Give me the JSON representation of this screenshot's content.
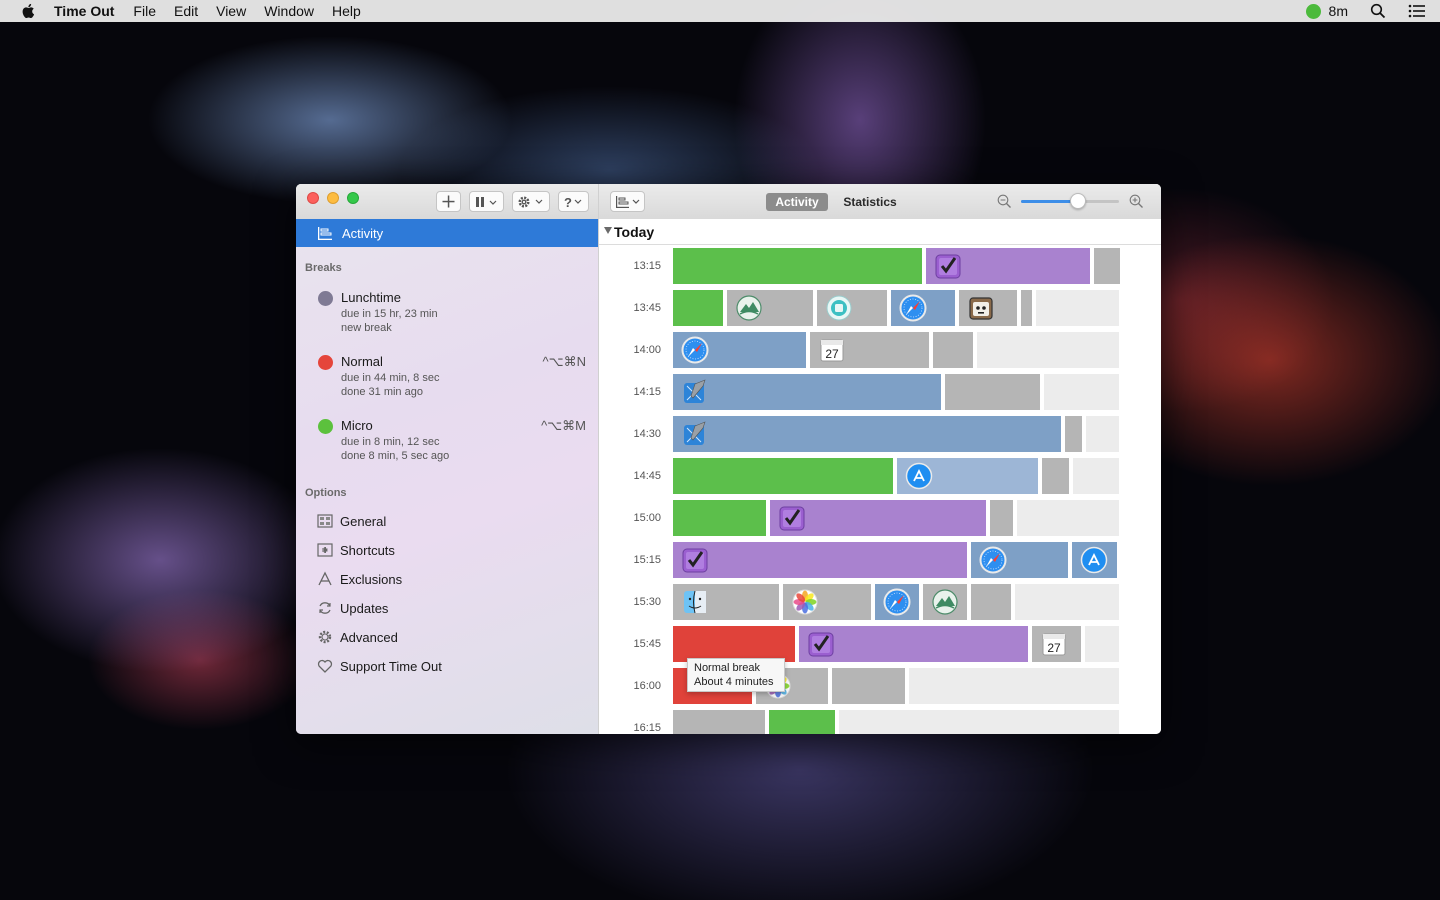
{
  "menubar": {
    "app_name": "Time Out",
    "menus": [
      "File",
      "Edit",
      "View",
      "Window",
      "Help"
    ],
    "status_time": "8m"
  },
  "sidebar": {
    "activity_label": "Activity",
    "breaks_header": "Breaks",
    "breaks": [
      {
        "name": "Lunchtime",
        "color": "#7f7a94",
        "line1": "due in 15 hr, 23 min",
        "line2": "new break",
        "shortcut": ""
      },
      {
        "name": "Normal",
        "color": "#e5453b",
        "line1": "due in 44 min, 8 sec",
        "line2": "done 31 min ago",
        "shortcut": "^⌥⌘N"
      },
      {
        "name": "Micro",
        "color": "#5cc13d",
        "line1": "due in 8 min, 12 sec",
        "line2": "done 8 min, 5 sec ago",
        "shortcut": "^⌥⌘M"
      }
    ],
    "options_header": "Options",
    "options": [
      {
        "label": "General",
        "icon": "general-icon"
      },
      {
        "label": "Shortcuts",
        "icon": "keyboard-icon"
      },
      {
        "label": "Exclusions",
        "icon": "exclusions-icon"
      },
      {
        "label": "Updates",
        "icon": "refresh-icon"
      },
      {
        "label": "Advanced",
        "icon": "gear-icon"
      },
      {
        "label": "Support Time Out",
        "icon": "heart-icon"
      }
    ]
  },
  "toolbar": {
    "tabs": [
      "Activity",
      "Statistics"
    ],
    "selected_tab": "Activity",
    "zoom_level": 0.58
  },
  "timeline": {
    "group_label": "Today",
    "rows": [
      {
        "time": "13:15",
        "segments": [
          {
            "start": 0,
            "end": 249,
            "color": "#5cbf4b",
            "icon": null
          },
          {
            "start": 253,
            "end": 417,
            "color": "#a982cf",
            "icon": "tasks-icon"
          },
          {
            "start": 421,
            "end": 447,
            "color": "#b5b5b5",
            "icon": null
          }
        ]
      },
      {
        "time": "13:45",
        "segments": [
          {
            "start": 0,
            "end": 50,
            "color": "#5cbf4b",
            "icon": null
          },
          {
            "start": 54,
            "end": 140,
            "color": "#b5b5b5",
            "icon": "mountain-app-icon"
          },
          {
            "start": 144,
            "end": 214,
            "color": "#b5b5b5",
            "icon": "stop-app-icon"
          },
          {
            "start": 218,
            "end": 282,
            "color": "#7ea0c6",
            "icon": "safari-icon"
          },
          {
            "start": 286,
            "end": 344,
            "color": "#b5b5b5",
            "icon": "robot-app-icon"
          },
          {
            "start": 348,
            "end": 359,
            "color": "#b5b5b5",
            "icon": null
          },
          {
            "start": 363,
            "end": 446,
            "color": "#ececec",
            "icon": null
          }
        ]
      },
      {
        "time": "14:00",
        "segments": [
          {
            "start": 0,
            "end": 133,
            "color": "#7ea0c6",
            "icon": "safari-icon"
          },
          {
            "start": 137,
            "end": 256,
            "color": "#b5b5b5",
            "icon": "calendar-icon"
          },
          {
            "start": 260,
            "end": 300,
            "color": "#b5b5b5",
            "icon": null
          },
          {
            "start": 304,
            "end": 446,
            "color": "#ececec",
            "icon": null
          }
        ]
      },
      {
        "time": "14:15",
        "segments": [
          {
            "start": 0,
            "end": 268,
            "color": "#7ea0c6",
            "icon": "xcode-icon"
          },
          {
            "start": 272,
            "end": 367,
            "color": "#b5b5b5",
            "icon": null
          },
          {
            "start": 371,
            "end": 446,
            "color": "#ececec",
            "icon": null
          }
        ]
      },
      {
        "time": "14:30",
        "segments": [
          {
            "start": 0,
            "end": 388,
            "color": "#7ea0c6",
            "icon": "xcode-icon"
          },
          {
            "start": 392,
            "end": 409,
            "color": "#b5b5b5",
            "icon": null
          },
          {
            "start": 413,
            "end": 446,
            "color": "#ececec",
            "icon": null
          }
        ]
      },
      {
        "time": "14:45",
        "segments": [
          {
            "start": 0,
            "end": 220,
            "color": "#5cbf4b",
            "icon": null
          },
          {
            "start": 224,
            "end": 365,
            "color": "#9db6d6",
            "icon": "app-store-icon"
          },
          {
            "start": 369,
            "end": 396,
            "color": "#b5b5b5",
            "icon": null
          },
          {
            "start": 400,
            "end": 446,
            "color": "#ececec",
            "icon": null
          }
        ]
      },
      {
        "time": "15:00",
        "segments": [
          {
            "start": 0,
            "end": 93,
            "color": "#5cbf4b",
            "icon": null
          },
          {
            "start": 97,
            "end": 313,
            "color": "#a982cf",
            "icon": "tasks-icon"
          },
          {
            "start": 317,
            "end": 340,
            "color": "#b5b5b5",
            "icon": null
          },
          {
            "start": 344,
            "end": 446,
            "color": "#ececec",
            "icon": null
          }
        ]
      },
      {
        "time": "15:15",
        "segments": [
          {
            "start": 0,
            "end": 294,
            "color": "#a982cf",
            "icon": "tasks-icon"
          },
          {
            "start": 298,
            "end": 395,
            "color": "#7ea0c6",
            "icon": "safari-icon"
          },
          {
            "start": 399,
            "end": 444,
            "color": "#7ea0c6",
            "icon": "app-store-icon"
          }
        ]
      },
      {
        "time": "15:30",
        "segments": [
          {
            "start": 0,
            "end": 106,
            "color": "#b5b5b5",
            "icon": "finder-icon"
          },
          {
            "start": 110,
            "end": 198,
            "color": "#b5b5b5",
            "icon": "photos-icon"
          },
          {
            "start": 202,
            "end": 246,
            "color": "#7ea0c6",
            "icon": "safari-icon"
          },
          {
            "start": 250,
            "end": 294,
            "color": "#b5b5b5",
            "icon": "mountain-app-icon"
          },
          {
            "start": 298,
            "end": 338,
            "color": "#b5b5b5",
            "icon": null
          },
          {
            "start": 342,
            "end": 446,
            "color": "#ececec",
            "icon": null
          }
        ]
      },
      {
        "time": "15:45",
        "segments": [
          {
            "start": 0,
            "end": 122,
            "color": "#e0423a",
            "icon": null
          },
          {
            "start": 126,
            "end": 355,
            "color": "#a982cf",
            "icon": "tasks-icon"
          },
          {
            "start": 359,
            "end": 408,
            "color": "#b5b5b5",
            "icon": "calendar-icon"
          },
          {
            "start": 412,
            "end": 446,
            "color": "#ececec",
            "icon": null
          }
        ]
      },
      {
        "time": "16:00",
        "segments": [
          {
            "start": 0,
            "end": 79,
            "color": "#e0423a",
            "icon": null
          },
          {
            "start": 83,
            "end": 155,
            "color": "#b5b5b5",
            "icon": "photos-icon"
          },
          {
            "start": 159,
            "end": 232,
            "color": "#b5b5b5",
            "icon": null
          },
          {
            "start": 236,
            "end": 446,
            "color": "#ececec",
            "icon": null
          }
        ]
      },
      {
        "time": "16:15",
        "segments": [
          {
            "start": 0,
            "end": 92,
            "color": "#b5b5b5",
            "icon": null
          },
          {
            "start": 96,
            "end": 162,
            "color": "#5cbf4b",
            "icon": null
          },
          {
            "start": 166,
            "end": 446,
            "color": "#ececec",
            "icon": null
          }
        ]
      }
    ],
    "tooltip": {
      "line1": "Normal break",
      "line2": "About 4 minutes"
    }
  }
}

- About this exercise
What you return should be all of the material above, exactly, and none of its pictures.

- Exercise answer
Give me the JSON representation of this screenshot's content.
{
  "menubar": {
    "app_name": "Time Out",
    "menus": [
      "File",
      "Edit",
      "View",
      "Window",
      "Help"
    ],
    "status_time": "8m"
  },
  "sidebar": {
    "activity_label": "Activity",
    "breaks_header": "Breaks",
    "breaks": [
      {
        "name": "Lunchtime",
        "color": "#7f7a94",
        "line1": "due in 15 hr, 23 min",
        "line2": "new break",
        "shortcut": ""
      },
      {
        "name": "Normal",
        "color": "#e5453b",
        "line1": "due in 44 min, 8 sec",
        "line2": "done 31 min ago",
        "shortcut": "^⌥⌘N"
      },
      {
        "name": "Micro",
        "color": "#5cc13d",
        "line1": "due in 8 min, 12 sec",
        "line2": "done 8 min, 5 sec ago",
        "shortcut": "^⌥⌘M"
      }
    ],
    "options_header": "Options",
    "options": [
      {
        "label": "General",
        "icon": "general-icon"
      },
      {
        "label": "Shortcuts",
        "icon": "keyboard-icon"
      },
      {
        "label": "Exclusions",
        "icon": "exclusions-icon"
      },
      {
        "label": "Updates",
        "icon": "refresh-icon"
      },
      {
        "label": "Advanced",
        "icon": "gear-icon"
      },
      {
        "label": "Support Time Out",
        "icon": "heart-icon"
      }
    ]
  },
  "toolbar": {
    "tabs": [
      "Activity",
      "Statistics"
    ],
    "selected_tab": "Activity",
    "zoom_level": 0.58
  },
  "timeline": {
    "group_label": "Today",
    "rows": [
      {
        "time": "13:15",
        "segments": [
          {
            "start": 0,
            "end": 249,
            "color": "#5cbf4b",
            "icon": null
          },
          {
            "start": 253,
            "end": 417,
            "color": "#a982cf",
            "icon": "tasks-icon"
          },
          {
            "start": 421,
            "end": 447,
            "color": "#b5b5b5",
            "icon": null
          }
        ]
      },
      {
        "time": "13:45",
        "segments": [
          {
            "start": 0,
            "end": 50,
            "color": "#5cbf4b",
            "icon": null
          },
          {
            "start": 54,
            "end": 140,
            "color": "#b5b5b5",
            "icon": "mountain-app-icon"
          },
          {
            "start": 144,
            "end": 214,
            "color": "#b5b5b5",
            "icon": "stop-app-icon"
          },
          {
            "start": 218,
            "end": 282,
            "color": "#7ea0c6",
            "icon": "safari-icon"
          },
          {
            "start": 286,
            "end": 344,
            "color": "#b5b5b5",
            "icon": "robot-app-icon"
          },
          {
            "start": 348,
            "end": 359,
            "color": "#b5b5b5",
            "icon": null
          },
          {
            "start": 363,
            "end": 446,
            "color": "#ececec",
            "icon": null
          }
        ]
      },
      {
        "time": "14:00",
        "segments": [
          {
            "start": 0,
            "end": 133,
            "color": "#7ea0c6",
            "icon": "safari-icon"
          },
          {
            "start": 137,
            "end": 256,
            "color": "#b5b5b5",
            "icon": "calendar-icon"
          },
          {
            "start": 260,
            "end": 300,
            "color": "#b5b5b5",
            "icon": null
          },
          {
            "start": 304,
            "end": 446,
            "color": "#ececec",
            "icon": null
          }
        ]
      },
      {
        "time": "14:15",
        "segments": [
          {
            "start": 0,
            "end": 268,
            "color": "#7ea0c6",
            "icon": "xcode-icon"
          },
          {
            "start": 272,
            "end": 367,
            "color": "#b5b5b5",
            "icon": null
          },
          {
            "start": 371,
            "end": 446,
            "color": "#ececec",
            "icon": null
          }
        ]
      },
      {
        "time": "14:30",
        "segments": [
          {
            "start": 0,
            "end": 388,
            "color": "#7ea0c6",
            "icon": "xcode-icon"
          },
          {
            "start": 392,
            "end": 409,
            "color": "#b5b5b5",
            "icon": null
          },
          {
            "start": 413,
            "end": 446,
            "color": "#ececec",
            "icon": null
          }
        ]
      },
      {
        "time": "14:45",
        "segments": [
          {
            "start": 0,
            "end": 220,
            "color": "#5cbf4b",
            "icon": null
          },
          {
            "start": 224,
            "end": 365,
            "color": "#9db6d6",
            "icon": "app-store-icon"
          },
          {
            "start": 369,
            "end": 396,
            "color": "#b5b5b5",
            "icon": null
          },
          {
            "start": 400,
            "end": 446,
            "color": "#ececec",
            "icon": null
          }
        ]
      },
      {
        "time": "15:00",
        "segments": [
          {
            "start": 0,
            "end": 93,
            "color": "#5cbf4b",
            "icon": null
          },
          {
            "start": 97,
            "end": 313,
            "color": "#a982cf",
            "icon": "tasks-icon"
          },
          {
            "start": 317,
            "end": 340,
            "color": "#b5b5b5",
            "icon": null
          },
          {
            "start": 344,
            "end": 446,
            "color": "#ececec",
            "icon": null
          }
        ]
      },
      {
        "time": "15:15",
        "segments": [
          {
            "start": 0,
            "end": 294,
            "color": "#a982cf",
            "icon": "tasks-icon"
          },
          {
            "start": 298,
            "end": 395,
            "color": "#7ea0c6",
            "icon": "safari-icon"
          },
          {
            "start": 399,
            "end": 444,
            "color": "#7ea0c6",
            "icon": "app-store-icon"
          }
        ]
      },
      {
        "time": "15:30",
        "segments": [
          {
            "start": 0,
            "end": 106,
            "color": "#b5b5b5",
            "icon": "finder-icon"
          },
          {
            "start": 110,
            "end": 198,
            "color": "#b5b5b5",
            "icon": "photos-icon"
          },
          {
            "start": 202,
            "end": 246,
            "color": "#7ea0c6",
            "icon": "safari-icon"
          },
          {
            "start": 250,
            "end": 294,
            "color": "#b5b5b5",
            "icon": "mountain-app-icon"
          },
          {
            "start": 298,
            "end": 338,
            "color": "#b5b5b5",
            "icon": null
          },
          {
            "start": 342,
            "end": 446,
            "color": "#ececec",
            "icon": null
          }
        ]
      },
      {
        "time": "15:45",
        "segments": [
          {
            "start": 0,
            "end": 122,
            "color": "#e0423a",
            "icon": null
          },
          {
            "start": 126,
            "end": 355,
            "color": "#a982cf",
            "icon": "tasks-icon"
          },
          {
            "start": 359,
            "end": 408,
            "color": "#b5b5b5",
            "icon": "calendar-icon"
          },
          {
            "start": 412,
            "end": 446,
            "color": "#ececec",
            "icon": null
          }
        ]
      },
      {
        "time": "16:00",
        "segments": [
          {
            "start": 0,
            "end": 79,
            "color": "#e0423a",
            "icon": null
          },
          {
            "start": 83,
            "end": 155,
            "color": "#b5b5b5",
            "icon": "photos-icon"
          },
          {
            "start": 159,
            "end": 232,
            "color": "#b5b5b5",
            "icon": null
          },
          {
            "start": 236,
            "end": 446,
            "color": "#ececec",
            "icon": null
          }
        ]
      },
      {
        "time": "16:15",
        "segments": [
          {
            "start": 0,
            "end": 92,
            "color": "#b5b5b5",
            "icon": null
          },
          {
            "start": 96,
            "end": 162,
            "color": "#5cbf4b",
            "icon": null
          },
          {
            "start": 166,
            "end": 446,
            "color": "#ececec",
            "icon": null
          }
        ]
      }
    ],
    "tooltip": {
      "line1": "Normal break",
      "line2": "About 4 minutes"
    }
  }
}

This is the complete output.